3. A method for separating intermeshed and intertwined helixes as in claim 2 wherein the frequency of vibration exceeds 1000 cycles per second.

4. Apparatus for separating intermeshed and intertwined helical objects comprising in combination:

a horizonal supporting surface for ay mass of intermeshed and intertwined helical objects arranged so that the force of gravity acting on said mass acts perpendicularly to said surface, l

means for vibrating a mass of intermeshed and intertwined helixes on said horizontal supporting surface,

means for catching individual helixes thrown free of said mass.

5. Apparatus for separating intermeshed and intertwined helical objects as in claim `4 wherein said support is a plate resiliently mounted.

6. Apparatus for separating intermeshed and intertwined helical objects as in claim 5 further including a barrier affixed to said plate which demarcates a region where said mass 0f springs is vibrated and provides a barrier to the removal from said mass of two or more joined together helixes.

7. Apparatus for separating intermeshed and intertwined helical objects as in claim 6 wherein the height of said barrier is less than the diameter of each of said helixes.

8. Apparatus for separating intermeshed and intertwined helical objects as in claim 6 wherein said vibrating means reciprocally drives said plate.

9. Apparatus for separating intermeshed and intertwined helical objects as in claim 8 wherein said vibrating means includes an eccentric driving means.

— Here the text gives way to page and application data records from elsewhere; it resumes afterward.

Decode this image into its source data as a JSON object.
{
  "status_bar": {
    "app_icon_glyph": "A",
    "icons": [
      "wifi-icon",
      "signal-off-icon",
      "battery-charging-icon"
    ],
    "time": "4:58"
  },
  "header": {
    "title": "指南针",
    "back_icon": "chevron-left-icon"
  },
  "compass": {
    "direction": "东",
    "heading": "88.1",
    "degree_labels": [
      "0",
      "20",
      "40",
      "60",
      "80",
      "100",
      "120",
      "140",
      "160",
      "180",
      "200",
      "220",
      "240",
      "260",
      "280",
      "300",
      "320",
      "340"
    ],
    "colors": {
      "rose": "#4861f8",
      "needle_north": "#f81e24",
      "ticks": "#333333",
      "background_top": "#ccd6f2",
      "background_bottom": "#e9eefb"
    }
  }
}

10. Apparatus for separating intermeshed and intertwined helical objects as in claim 8 wherein said vibrating means produces a maximum excursion which is less than the diameter of each of said helixes at a frequency in excess of 1000 cycles per second.

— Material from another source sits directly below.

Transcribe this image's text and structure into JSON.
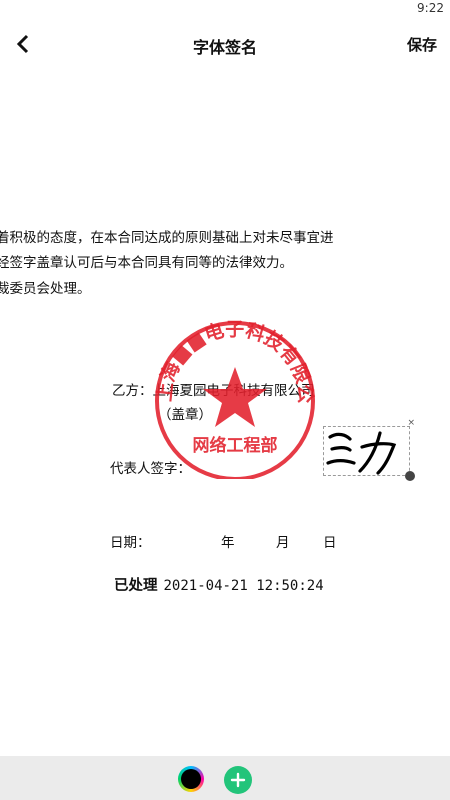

11. Apparatus for :separating intermeshed and intertwined helical objects as in claim 6 wherein said means' for catching individual helixes is an extension of said vbrating plate beyond said barrier.

12. Apparatus for separating intermeshed and intertwined helical objects as in claim 6 wherein said means for catching individual helixes includes a surface lying outside said barrier which is separated from said plate.

2,760,679 8/ 1956 Chadderton 198-33 X 2,867,313 1/ 1959 Deshaw 198-33 3,042,181 7/1962 Rise 198-33 EDWARD SROKA, Primary Examiner U.S. Cl. X.R.

Patent Citations
Cited PatentFiling datePublication dateApplicantTitle
US2760679 *Jul 31, 1952Aug 28, 1956Sylvania Electric ProdArticle feeding apparatus
US2867313 *Apr 26, 1956Jan 6, 1959Ismay Lamps LtdMethod and apparatus for arranging and feeding wire filaments
US3042181 *Jan 27, 1960Jul 3, 1962Gen Motors CorpTangled spring separator
Referenced by
Citing PatentFiling datePublication dateApplicantTitle
US3788456 *Feb 24, 1972Jan 29, 1974Tenryu Seiki Co LtdMethod and apparatus for automatically separating entangled springs
US4026531 *May 27, 1976May 31, 1977Luchsinger Charles RPhotographic chemical liquid agitator
US4369874 *Jun 13, 1979Jan 25, 1983Hans KettnerDevice for disentangling entangled components
US4778278 *Jun 11, 1987Oct 18, 1988Aluminium PechineyPneumatic suspension for vibrocompactors which are used in particular for the production of carbonaceous blocks
US5249859 *Oct 8, 1992Oct 5, 1993Fmc CorporationVibratory blender/conveyor
EP0205394A2 *Jun 5, 1986Dec 17, 1986Emerson Electric Co.Method and apparatus for positioning articles
Classifications
U.S. Classification198/757, 198/953, 174/126.1, 366/108
International ClassificationB65G47/14
Cooperative ClassificationB65G47/1421, Y10S198/953
European ClassificationB65G47/14B2B